- It sets a barrier to access for those without research funds. This system creates a barrier for researchers who do not have access to substantial research funds (such as young or precarious researchers or scholars from not-so-affluent universities). This increases the hierarchical segmentation of the academic world even further.
- It risks not adequately guaranteeing the quality control of the scientific publications. “Predatory journals” have repeatedly been suspected of lowering the review process standards. Can the same suspect apply also to many non-predatory APC journals? My answer is affirmative. All APC journals make money and survive thanks to the articles sent to them. The very mechanism of requiring a fee from authors for publishing their article could push every APC journal to lower qualitative standards in order to publish as much as possible. The fact that, in many cases, the publication time of APC journals is very short (three or four weeks maximum, from sending the paper to its publication) seem to support these suspicions.
- It makes serious research work impossible. Many APC journals publish a significant number of articles.

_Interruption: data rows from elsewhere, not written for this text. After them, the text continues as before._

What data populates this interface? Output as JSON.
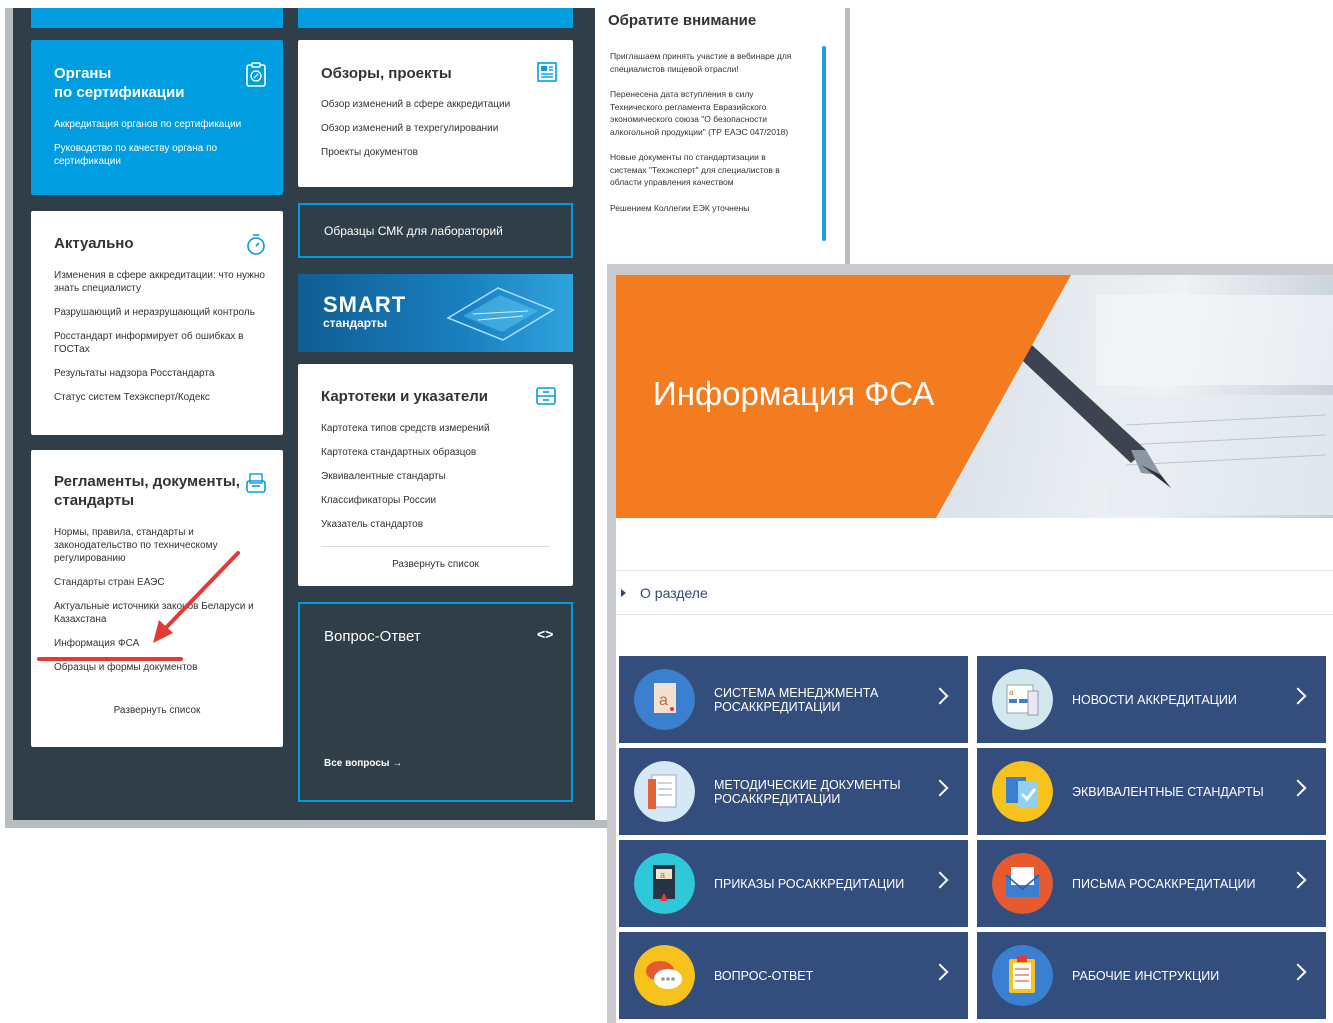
{
  "back_page": {
    "cert_bodies": {
      "title": "Органы\nпо сертификации",
      "links": [
        "Аккредитация органов по сертификации",
        "Руководство по качеству органа по сертификации"
      ]
    },
    "reviews": {
      "title": "Обзоры, проекты",
      "links": [
        "Обзор изменений в сфере аккредитации",
        "Обзор изменений в техрегулировании",
        "Проекты документов"
      ]
    },
    "actual": {
      "title": "Актуально",
      "links": [
        "Изменения в сфере аккредитации: что нужно знать специалисту",
        "Разрушающий и неразрушающий контроль",
        "Росстандарт информирует об ошибках в ГОСТах",
        "Результаты надзора Росстандарта",
        "Статус систем Техэксперт/Кодекс"
      ]
    },
    "smk": {
      "label": "Образцы СМК для лабораторий"
    },
    "smart": {
      "line1": "SMART",
      "line2": "стандарты"
    },
    "catalogs": {
      "title": "Картотеки и указатели",
      "links": [
        "Картотека типов средств измерений",
        "Картотека стандартных образцов",
        "Эквивалентные стандарты",
        "Классификаторы России",
        "Указатель стандартов"
      ],
      "expand": "Развернуть список"
    },
    "regulations": {
      "title": "Регламенты, документы, стандарты",
      "links": [
        "Нормы, правила, стандарты и законодательство по техническому регулированию",
        "Стандарты стран ЕАЭС",
        "Актуальные источники законов Беларуси и Казахстана",
        "Информация ФСА",
        "Образцы и формы документов"
      ],
      "expand": "Развернуть список"
    },
    "qa": {
      "title": "Вопрос-Ответ",
      "all": "Все вопросы"
    },
    "notice": {
      "title": "Обратите внимание",
      "items": [
        "Приглашаем принять участие в вебинаре для специалистов пищевой отрасли!",
        "Перенесена дата вступления в силу Технического регламента Евразийского экономического союза \"О безопасности алкогольной продукции\" (ТР ЕАЭС 047/2018)",
        "Новые документы по стандартизации в системах \"Техэксперт\" для специалистов в области управления качеством",
        "Решением Коллегии ЕЭК уточнены"
      ]
    }
  },
  "front_page": {
    "banner_title": "Информация ФСА",
    "about": "О разделе",
    "tiles": [
      {
        "label": "СИСТЕМА МЕНЕДЖМЕНТА РОСАККРЕДИТАЦИИ",
        "icon": "document-a-icon"
      },
      {
        "label": "НОВОСТИ АККРЕДИТАЦИИ",
        "icon": "news-icon"
      },
      {
        "label": "МЕТОДИЧЕСКИЕ ДОКУМЕНТЫ РОСАККРЕДИТАЦИИ",
        "icon": "book-icon"
      },
      {
        "label": "ЭКВИВАЛЕНТНЫЕ СТАНДАРТЫ",
        "icon": "check-docs-icon"
      },
      {
        "label": "ПРИКАЗЫ РОСАККРЕДИТАЦИИ",
        "icon": "order-icon"
      },
      {
        "label": "ПИСЬМА РОСАККРЕДИТАЦИИ",
        "icon": "envelope-icon"
      },
      {
        "label": "ВОПРОС-ОТВЕТ",
        "icon": "chat-icon"
      },
      {
        "label": "РАБОЧИЕ ИНСТРУКЦИИ",
        "icon": "clipboard-icon"
      }
    ]
  },
  "colors": {
    "dark_bg": "#2f3e48",
    "accent_blue": "#009ee0",
    "tile_blue": "#334e7d",
    "orange": "#f47c20",
    "arrow_red": "#e53935"
  }
}
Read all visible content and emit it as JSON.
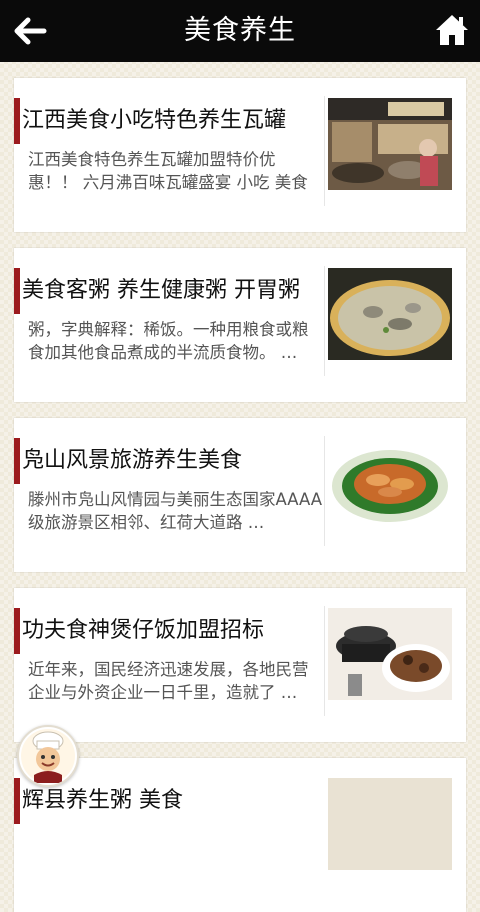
{
  "header": {
    "title": "美食养生",
    "back_icon": "arrow-left-icon",
    "home_icon": "home-icon"
  },
  "articles": [
    {
      "title": "江西美食小吃特色养生瓦罐",
      "desc": "江西美食特色养生瓦罐加盟特价优惠！！ 六月沸百味瓦罐盛宴 小吃 美食 …",
      "image": "restaurant-photo"
    },
    {
      "title": "美食客粥 养生健康粥 开胃粥",
      "desc": "粥，字典解释：稀饭。一种用粮食或粮食加其他食品煮成的半流质食物。 …",
      "image": "porridge-photo"
    },
    {
      "title": "凫山风景旅游养生美食",
      "desc": "滕州市凫山风情园与美丽生态国家AAAA级旅游景区相邻、红荷大道路 …",
      "image": "shrimp-dish-photo"
    },
    {
      "title": "功夫食神煲仔饭加盟招标",
      "desc": "近年来，国民经济迅速发展，各地民营企业与外资企业一日千里，造就了 …",
      "image": "claypot-rice-photo"
    },
    {
      "title": "辉县养生粥 美食",
      "desc": "",
      "image": "porridge-photo-2"
    }
  ],
  "floating": {
    "icon": "chef-avatar-icon"
  },
  "colors": {
    "topbar": "#0a0a0a",
    "accent": "#9c1b1e",
    "background": "#efeadb"
  }
}
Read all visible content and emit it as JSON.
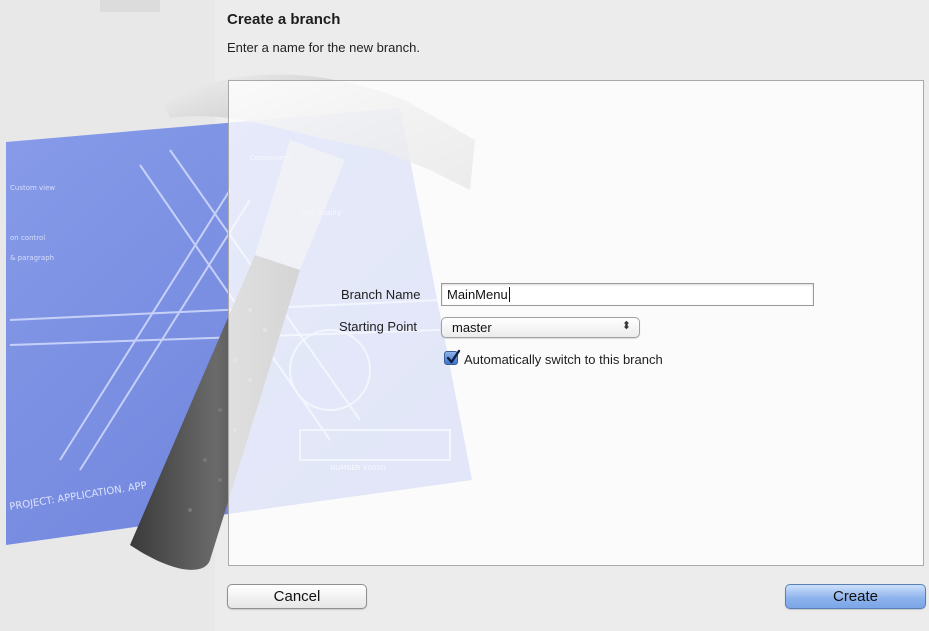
{
  "dialog": {
    "title": "Create a branch",
    "subtitle": "Enter a name for the new branch."
  },
  "form": {
    "branch_name_label": "Branch Name",
    "branch_name_value": "MainMenu",
    "starting_point_label": "Starting Point",
    "starting_point_value": "master",
    "auto_switch_label": "Automatically switch to this branch",
    "auto_switch_checked": true
  },
  "buttons": {
    "cancel_label": "Cancel",
    "create_label": "Create"
  },
  "background": {
    "blueprint_text": "PROJECT: APPLICATION. APP",
    "colors": {
      "blueprint": "#6a82e0",
      "accent": "#7aa5e8"
    }
  }
}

The case of Sustainability is blatant. During 2020, Sustainability published around 10,500 articles. For a researcher working on questions of sustainable cities, how is it possible to stay on top of everything that is published in this journal, so as to be aware of recent research developments in his/her field? Publishing a reasonable number of carefully selected articles is an essential task of scientific journals, which allows robust research work to be possible. In this regard, serious scientific journals are an essential component of the academic world: through their rigorous filter, they make the development of cumulative knowledge and robust research possible, as well as the flourishing of scientific debates. The publication of an exaggerated number of articles with almost no filter is, therefore, extremely detrimental to everybody’s research.
Let me be clear: APC journals in of themselves are not THE problem. They do, however, contribute to aggravating the shortcomings of the current academic publication system. The need to reform the current academic publication system has been argued by various scholars. An increasing number of researchers is questioning some of its pillars, from publication metrics to the very principle of peer review. And we all recognize the paradox that our research, which is made possible thanks to our salaries paid by public institutions, enriches large private publishers, who publish it in subscription journals. However, while waiting for the scientific community to engage in an in-depth debate, I believe that any serious scholar can at least agree that the APC journals system is extremely harmful. The current international publication system is sick. While waiting to find a therapy for its disease, we should avoid aggravating its health by relying on something like APC journals, which do not constitute a viable treatment, but the death of trustworthy scholarly publishing.